This is the 5th article in a summer series on the life lessons that travel has to teach us.
The slogan ‘have boots will travel’ comes to my mind when I think about what I have learned about myself, others, and the world. You see, early on, at age fifteen, I decided that I wanted to become a professional wrestler. I started on this dream by actually saying it to myself and and also aloud to others: “I’m gonna be a pro wrestler.”
These determined words, and a whole lot of hard work, paid off. I started setting the ring up at age 15, started training at age 23, and had my first official match in this business on September 11, 1988 at age 25. And, in this business, one travels from city to city, state to state, and many times to international destinations. I lived this kind of life for over fifteen years, sometimes traveling as many as 200-300 days per year. That’s many miles of travel my friend! The road becomes your home.
I learned more about myself from my travels and received a better education than I could have ever received from any book or school. To me, the best part of the traveling was meeting all the fans and people from all walks of life and from all around the world. One of the highlights of this experience was enjoying and learning to appreciate the variety of foods and drinks that different places have to offer.
For instance wrestling out of Moncton, New Brunswick, Canada, the tours there took place during lobster season. You could get fresh lobster every day almost anywhere you decided to eat. It was also only about three dollars per pound, so it was very affordable. Being from Kentucky, lobster is hard to come by, and if you do find it, it’s quite expensive. Imagine going from eating fried baloney sandwiches, or ‘hobo steaks’ as they’re often times referred to, to eating fresh lobster or lobster rolls. That’s a treat!
Another interesting find was the variety in tea options. Now, I like tea, especially sweet tea. And I’m used to mine being sweet, but in some places in Georgia and Tennessee, they make it extra sweet, you know the kind, lots of added sugar, yummy! And in Japan, our English or brown tea is known as ‘Chinese tea’, and most of the Japanese actually drink green tea. Surprisingly I enjoyed the green tea as well, and I drank it straight, ie: no sugar added. I also enjoyed drinking sugar-free tea in England and in Australia.

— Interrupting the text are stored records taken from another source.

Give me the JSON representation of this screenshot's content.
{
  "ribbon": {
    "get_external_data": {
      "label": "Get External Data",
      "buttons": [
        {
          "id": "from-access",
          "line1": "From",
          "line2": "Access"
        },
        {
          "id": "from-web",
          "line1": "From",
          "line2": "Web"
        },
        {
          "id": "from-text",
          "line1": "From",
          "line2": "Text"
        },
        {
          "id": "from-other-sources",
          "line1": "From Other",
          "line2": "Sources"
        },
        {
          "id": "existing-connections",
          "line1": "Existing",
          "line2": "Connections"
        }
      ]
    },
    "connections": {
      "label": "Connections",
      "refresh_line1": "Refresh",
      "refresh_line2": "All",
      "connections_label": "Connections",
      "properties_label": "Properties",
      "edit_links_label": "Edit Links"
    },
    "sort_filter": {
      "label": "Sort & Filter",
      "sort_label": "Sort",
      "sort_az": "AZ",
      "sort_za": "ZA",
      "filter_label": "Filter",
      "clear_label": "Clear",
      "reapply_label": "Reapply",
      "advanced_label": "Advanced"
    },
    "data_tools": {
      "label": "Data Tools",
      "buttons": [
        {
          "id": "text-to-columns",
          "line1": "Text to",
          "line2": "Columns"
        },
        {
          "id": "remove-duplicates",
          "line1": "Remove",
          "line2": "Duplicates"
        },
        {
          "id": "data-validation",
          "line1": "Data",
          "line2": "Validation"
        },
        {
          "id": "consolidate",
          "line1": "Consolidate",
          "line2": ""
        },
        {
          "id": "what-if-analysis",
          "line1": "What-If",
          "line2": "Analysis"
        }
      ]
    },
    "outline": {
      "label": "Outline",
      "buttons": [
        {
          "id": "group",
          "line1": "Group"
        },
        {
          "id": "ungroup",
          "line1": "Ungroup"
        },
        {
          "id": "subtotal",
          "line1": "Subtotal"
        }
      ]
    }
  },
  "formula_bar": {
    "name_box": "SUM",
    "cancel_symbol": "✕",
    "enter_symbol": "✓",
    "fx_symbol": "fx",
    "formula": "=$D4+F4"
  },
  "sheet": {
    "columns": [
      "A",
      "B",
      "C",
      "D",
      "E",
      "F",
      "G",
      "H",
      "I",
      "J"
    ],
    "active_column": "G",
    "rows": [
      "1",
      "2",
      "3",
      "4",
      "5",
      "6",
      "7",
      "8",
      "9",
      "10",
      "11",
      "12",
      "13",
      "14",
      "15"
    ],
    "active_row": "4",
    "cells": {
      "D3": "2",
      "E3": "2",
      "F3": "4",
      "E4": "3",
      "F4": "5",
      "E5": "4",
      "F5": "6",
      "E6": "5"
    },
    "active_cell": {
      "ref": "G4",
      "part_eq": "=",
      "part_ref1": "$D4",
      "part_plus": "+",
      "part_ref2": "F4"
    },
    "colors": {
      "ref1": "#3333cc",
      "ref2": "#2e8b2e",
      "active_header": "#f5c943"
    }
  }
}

Of course, a discussion of drinks wouldn’t be complete without beer! Now, I could write about the many different beers that I experienced in each country. But two of my most memorable finds weren’t types of beer. They were the serving methods of the suds. You see, for the most part, at least to me, beer is beer, good, and best served cold. However, in South Africa, they served their beer warm. And in Japan you can purchase beer right out of the vending machines in the hotels!
Oh, it’s the little things alright. It’s always the simple things to me that I enjoyed finding out about people, food, cultures and such. But, guess what the one constant was that I found while traveling? Coca-cola! No matter where I went I was always able to find a Coke. Guess what? They all taste the same. It was always nice to share a Coke and a smile.
And that my friend is your nickles worth of advice thrown in for free. I hope you enjoyed the read as much as I did writing about the simple things I learned while traveling.
-Bobby Blaze Smedley
Bobby Blaze Smedley is a professional wrestler turned bestselling author. His memoir of life on the road, Pin Me, Pay Me: Have Boots Will Travel chronicles his experiences with the inner workings of the pro wrestling world. He holds a BS, MA, and works as a Pro Wrestling Consultant. You can visit him on Twitter @bobbyblaze744.